Finally, Heinlein recommends that, when the situation permits, companies should structure deals with fast turnarounds, such as overnight bond deals, to minimize the likelihood of leaks. Above all, remember Benjamin Franklin’s wise words the next time you set up a deal with your bankers: “Three can keep a secret if two are dead.”
Alix Nyberg Stuart is senior writer at CFO.
Who’s on First?
Banks routinely bundle corporate loans and sell them off, often to other banks or hedge funds, as a way to manage risk. The problem with those derivatives, though, is that slow transaction-clearing processes and the resulting backlog make it unclear who is legally responsible for paying up in the event of a credit default. Should banks be left holding the bag for multiple bankruptcies, their reserves would quickly be depleted, raising fears of a systemwide meltdown.
Such fears spurred the New York Federal Reserve Bank to call a meeting of 14 large banks last fall, asking them to standardize and computerize the process, rather than rely on an outmoded system based on scraps of paper and ad hoc negotiations. By the end of June, the number of uncleared transactions more than 30 days old had been reduced on average by 80 percent, and backlogs at large firms showed a marked decline. Some 60 percent of all swaps now go through the Depository Trust and Clearing Corp., the main clearinghouse for the derivatives, up from 15 percent two years ago.

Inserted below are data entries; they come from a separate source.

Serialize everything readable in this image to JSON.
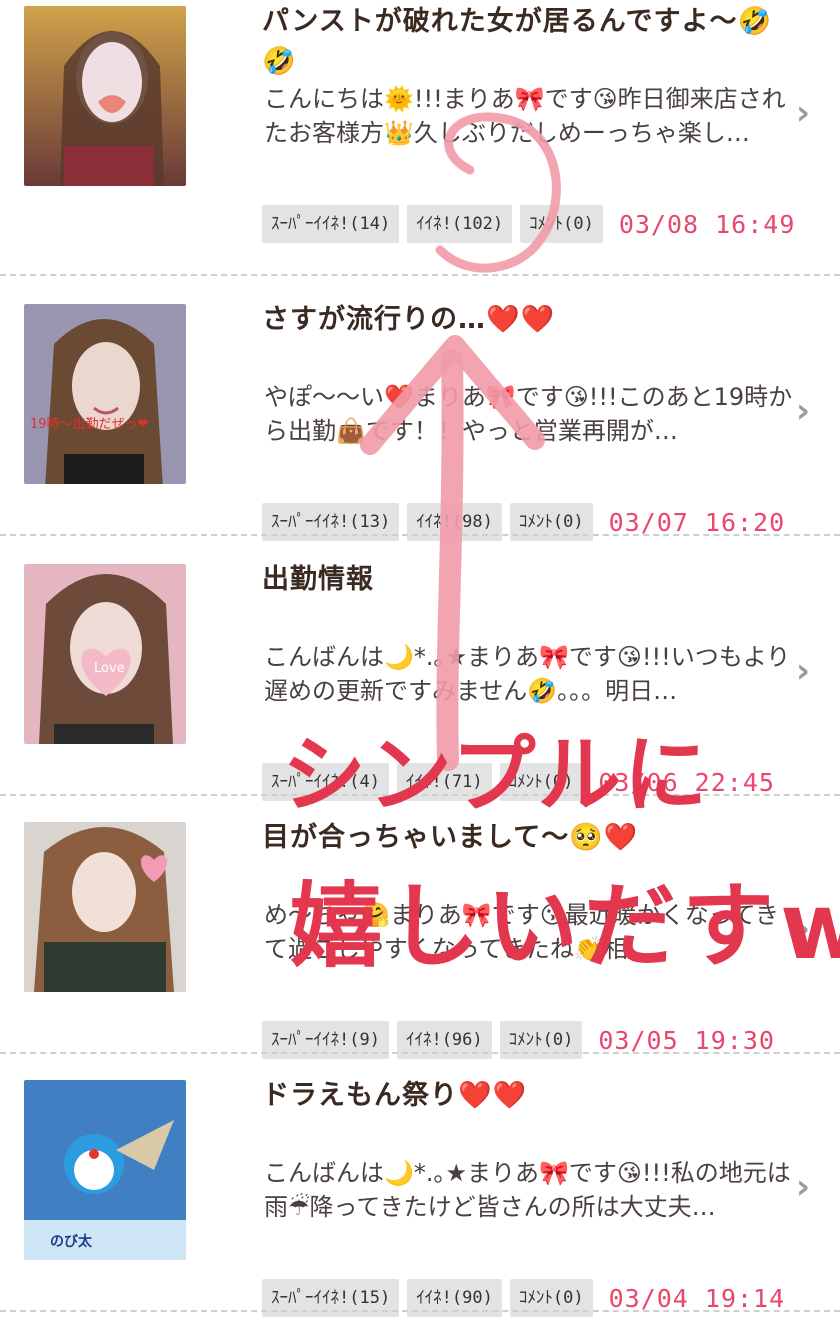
{
  "posts": [
    {
      "title": "パンストが破れた女が居るんですよ〜🤣🤣",
      "excerpt": "こんにちは🌞!!!まりあ🎀です😘昨日御来店されたお客様方👑久しぶりだしめーっちゃ楽し…",
      "super_like": "ｽｰﾊﾟｰｲｲﾈ!(14)",
      "like": "ｲｲﾈ!(102)",
      "comment": "ｺﾒﾝﾄ(0)",
      "date": "03/08 16:49",
      "thumb_color": "#c9a54b"
    },
    {
      "title": "さすが流行りの…❤️❤️",
      "excerpt": "やぽ〜〜い❤️まりあ🎀です😘!!!このあと19時から出勤👜です！！やっと営業再開が…",
      "super_like": "ｽｰﾊﾟｰｲｲﾈ!(13)",
      "like": "ｲｲﾈ!(98)",
      "comment": "ｺﾒﾝﾄ(0)",
      "date": "03/07 16:20",
      "thumb_color": "#8f8ba6",
      "thumb_caption": "19時〜出勤だぜっ❤"
    },
    {
      "title": "出勤情報",
      "excerpt": "こんばんは🌙*.｡★まりあ🎀です😘!!!いつもより遅めの更新ですみません🤣。。。明日…",
      "super_like": "ｽｰﾊﾟｰｲｲﾈ!(4)",
      "like": "ｲｲﾈ!(71)",
      "comment": "ｺﾒﾝﾄ(0)",
      "date": "03/06 22:45",
      "thumb_color": "#d8a6b2",
      "thumb_caption": "Love"
    },
    {
      "title": "目が合っちゃいまして〜🥺❤️",
      "excerpt": "め〜ちゃ🤗まりあ🎀です😘最近暖かくなってきて過ごしやすくなってきたね👏相…",
      "super_like": "ｽｰﾊﾟｰｲｲﾈ!(9)",
      "like": "ｲｲﾈ!(96)",
      "comment": "ｺﾒﾝﾄ(0)",
      "date": "03/05 19:30",
      "thumb_color": "#b99a86"
    },
    {
      "title": "ドラえもん祭り❤️❤️",
      "excerpt": "こんばんは🌙*.｡★まりあ🎀です😘!!!私の地元は雨☔降ってきたけど皆さんの所は大丈夫…",
      "super_like": "ｽｰﾊﾟｰｲｲﾈ!(15)",
      "like": "ｲｲﾈ!(90)",
      "comment": "ｺﾒﾝﾄ(0)",
      "date": "03/04 19:14",
      "thumb_color": "#3f7fc2"
    }
  ],
  "annotation": {
    "line1": "シンプルに",
    "line2": "嬉しいだすw",
    "color": "#e2374e"
  }
}
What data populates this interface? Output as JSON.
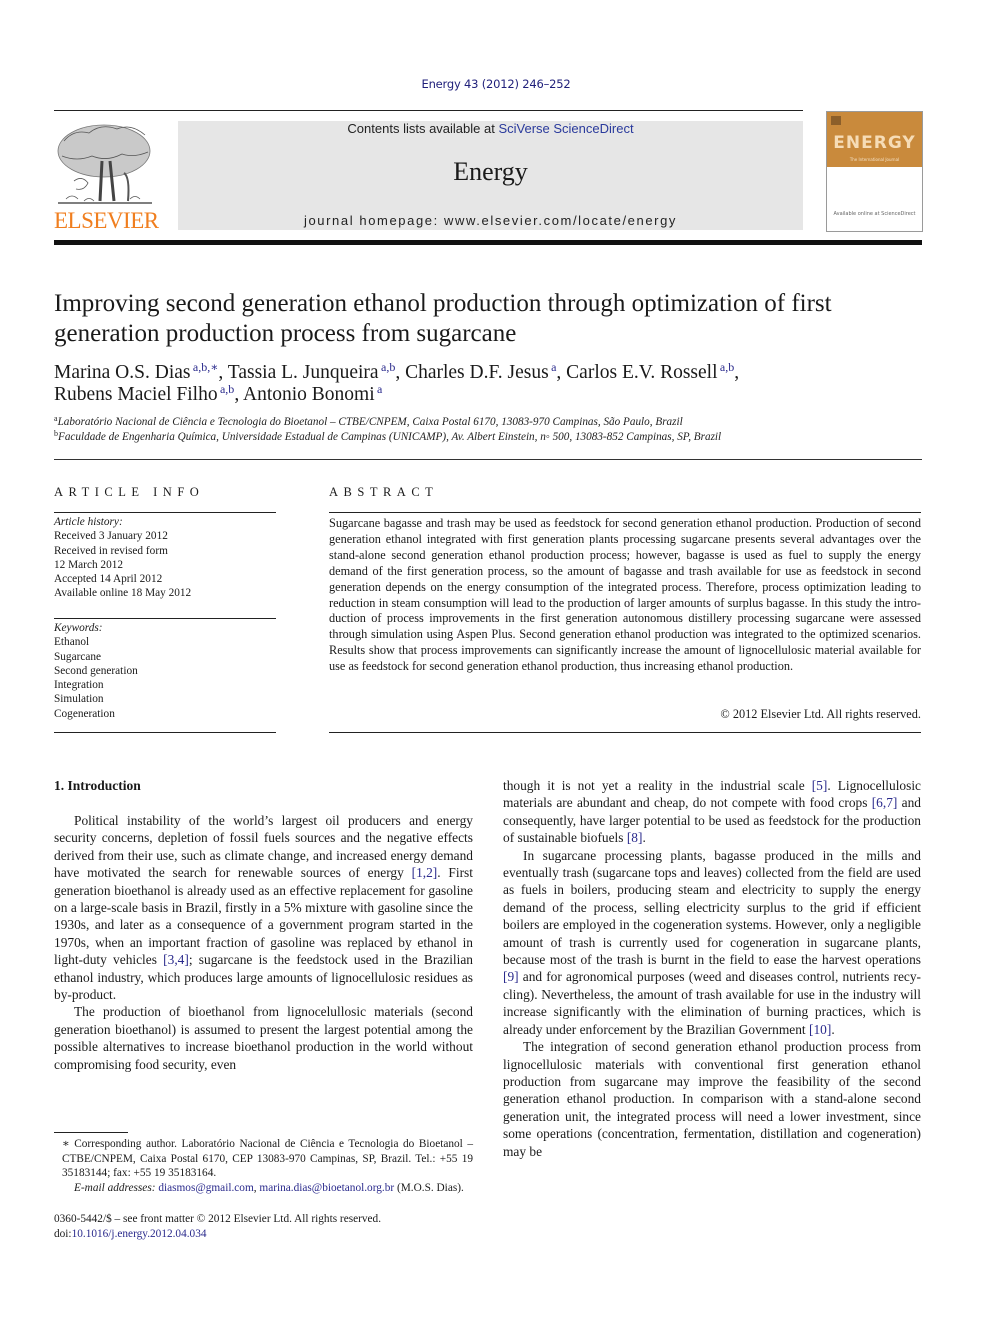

But don’t breathe easy just yet. “Taking care of the backlog [via automation] certainly won’t be a panacea,” warns Dimitri Papadimitriou, head of the Levy Economics Institute at Bard College. “When we get caught up, we might find that banks’ exposure is much larger than we thought.” — A.N.S.